Burns, Rozzi call for legislature to pass ‘Window to Justice’ at town hall

As lawmakers return to Harrisburg, Burns and allies push for change in wake of statewide grand jury report on clergy abuse

JOHNSTOWN, Sept. 17 – As state lawmakers prepare to debate legislation this month in the wake of the 40th statewide investigating grand jury report regarding abuse allegations within the Roman Catholic Church, state Reps. Frank Burns, D-Cambria, and Mark Rozzi, D-Berks, joined with advocates Monday in calling upon their colleagues to swiftly open a “Window To Justice” for past sexual abuse victims.

Specifically, the two lawmakers seek the opening of a one-time, two-year window so victims of childhood sexual assault whose statute of limitations has expired can file a civil claim for crimes committed against them. These and other changes were recommended by four previous grand juries in Pennsylvania, and were part of last month’s grand jury report announced by state Attorney General Josh Shapiro regarding abuse in the Roman Catholic Church.

“How many grand jury reports must recommend this before the leadership in Harrisburg takes action? How many times must they hear from victims before they act?

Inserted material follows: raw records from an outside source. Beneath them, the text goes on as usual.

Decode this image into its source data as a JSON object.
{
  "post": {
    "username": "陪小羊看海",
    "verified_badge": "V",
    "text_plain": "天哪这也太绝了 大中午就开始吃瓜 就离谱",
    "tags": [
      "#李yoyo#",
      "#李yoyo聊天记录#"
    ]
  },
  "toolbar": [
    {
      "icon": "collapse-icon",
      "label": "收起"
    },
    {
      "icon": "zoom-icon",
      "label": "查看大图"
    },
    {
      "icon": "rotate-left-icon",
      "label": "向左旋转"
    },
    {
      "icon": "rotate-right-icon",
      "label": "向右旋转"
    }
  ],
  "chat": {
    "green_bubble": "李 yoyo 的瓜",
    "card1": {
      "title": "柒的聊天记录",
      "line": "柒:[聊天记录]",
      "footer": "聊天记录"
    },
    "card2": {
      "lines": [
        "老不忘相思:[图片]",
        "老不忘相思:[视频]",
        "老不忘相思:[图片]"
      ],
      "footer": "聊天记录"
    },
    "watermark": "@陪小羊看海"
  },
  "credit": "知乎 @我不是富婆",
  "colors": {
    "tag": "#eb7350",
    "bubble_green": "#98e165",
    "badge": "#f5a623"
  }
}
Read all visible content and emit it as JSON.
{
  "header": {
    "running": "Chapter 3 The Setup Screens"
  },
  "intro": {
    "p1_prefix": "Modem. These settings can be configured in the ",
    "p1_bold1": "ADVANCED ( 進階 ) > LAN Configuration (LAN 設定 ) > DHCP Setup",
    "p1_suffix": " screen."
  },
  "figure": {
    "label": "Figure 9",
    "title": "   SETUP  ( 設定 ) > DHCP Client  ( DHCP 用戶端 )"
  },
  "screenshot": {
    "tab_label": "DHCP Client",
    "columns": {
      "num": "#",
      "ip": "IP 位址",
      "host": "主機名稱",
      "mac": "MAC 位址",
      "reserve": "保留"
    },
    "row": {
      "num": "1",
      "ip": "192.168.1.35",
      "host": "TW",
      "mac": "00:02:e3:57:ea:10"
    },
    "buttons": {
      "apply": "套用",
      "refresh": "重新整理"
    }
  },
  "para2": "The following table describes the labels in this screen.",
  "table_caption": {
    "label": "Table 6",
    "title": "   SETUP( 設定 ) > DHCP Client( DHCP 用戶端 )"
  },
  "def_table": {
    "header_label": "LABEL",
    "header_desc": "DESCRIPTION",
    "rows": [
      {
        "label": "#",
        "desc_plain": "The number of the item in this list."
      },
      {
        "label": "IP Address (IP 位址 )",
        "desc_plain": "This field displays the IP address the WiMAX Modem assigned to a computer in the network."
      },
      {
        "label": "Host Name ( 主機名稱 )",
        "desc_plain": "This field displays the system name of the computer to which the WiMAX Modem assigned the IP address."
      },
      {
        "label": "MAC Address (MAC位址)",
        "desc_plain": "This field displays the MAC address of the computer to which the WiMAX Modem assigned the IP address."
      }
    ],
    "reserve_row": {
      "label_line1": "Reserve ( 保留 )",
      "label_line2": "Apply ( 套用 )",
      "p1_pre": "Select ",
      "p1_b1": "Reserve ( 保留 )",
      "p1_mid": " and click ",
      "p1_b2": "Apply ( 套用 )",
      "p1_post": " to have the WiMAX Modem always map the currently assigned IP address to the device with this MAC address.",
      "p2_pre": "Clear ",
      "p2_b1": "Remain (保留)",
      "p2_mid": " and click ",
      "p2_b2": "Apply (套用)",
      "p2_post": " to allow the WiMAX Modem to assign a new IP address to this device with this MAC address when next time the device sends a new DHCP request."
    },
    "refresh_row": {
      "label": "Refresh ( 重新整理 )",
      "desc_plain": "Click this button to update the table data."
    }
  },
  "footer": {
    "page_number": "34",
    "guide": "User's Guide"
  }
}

The answer should be, ‘No more,’” Burns said. “It is time for legislative leaders in Harrisburg to stop playing games, do the right thing and open the window of justice for survivors.”

Burns and Rozzi were joined at a town hall in Johnstown by abuse survivor Shaun Dougherty, a Johnstown-native whose advocacy has brought national media attention to the issue; and George Foster, a prominent Altoona businessman whose work helped spark the grand jury investigation into abuse in the Roman Catholic Diocese of Altoona-Johnstown.

“Two years ago, Johnstown, my hometown, was devastated by that grand jury report,” Dougherty said. “It showed how children and their families never had a shot at justice for the abuse they received at the hands of men of God. My story is found on pages 66 and 67 of the report. We’re back here today to tell the world that the only way to stop predators in their tracks is to expose them and sue them. We need a window to justice.”

“As Catholics we must be committed to justice,” Foster said. “We can no longer allow the criminal actions of our clergy and leaders to be covered up. We must give victims back their voice that has been denied by the failings of the church and secular authorities.”

In 2016 following the Altoona-Johnstown diocese grand jury report, Rozzi’s window legislation overwhelmingly passed the House 180 to 15. However, Senate majority leaders stripped the retroactive provision and the session ended without passage of the all-important window.

The statute of limitations reform vote is scheduled for Sept. 25 in the House, where it is expected to be overwhelmingly supported. The fight remains in the Senate where the future of the Rozzi window amendment is once again in the hands of state Sen. Jake Corman and state Sen. Joseph Scarnati.

“Nothing should be standing in the way of a vote for the two-year window,” Rozzi said. “It levels the playing field for victims. We’ve been shut down by arbitrary deadlines that favor big institutions and big money. We’re done with the old, tired excuses from the church and from the politicians.”

In addition to supporting changes to the state’s statute of limitations law, Burns is also introducing legislation to prevent non-disclosure agreements from stopping victims of child sexual abuse from sharing the facts of their abuse with police or testifying about the abuse in court.

Burns has also introduced a resolution calling for the U.S. attorney general to launch a nationwide investigation of the Roman Catholic Church.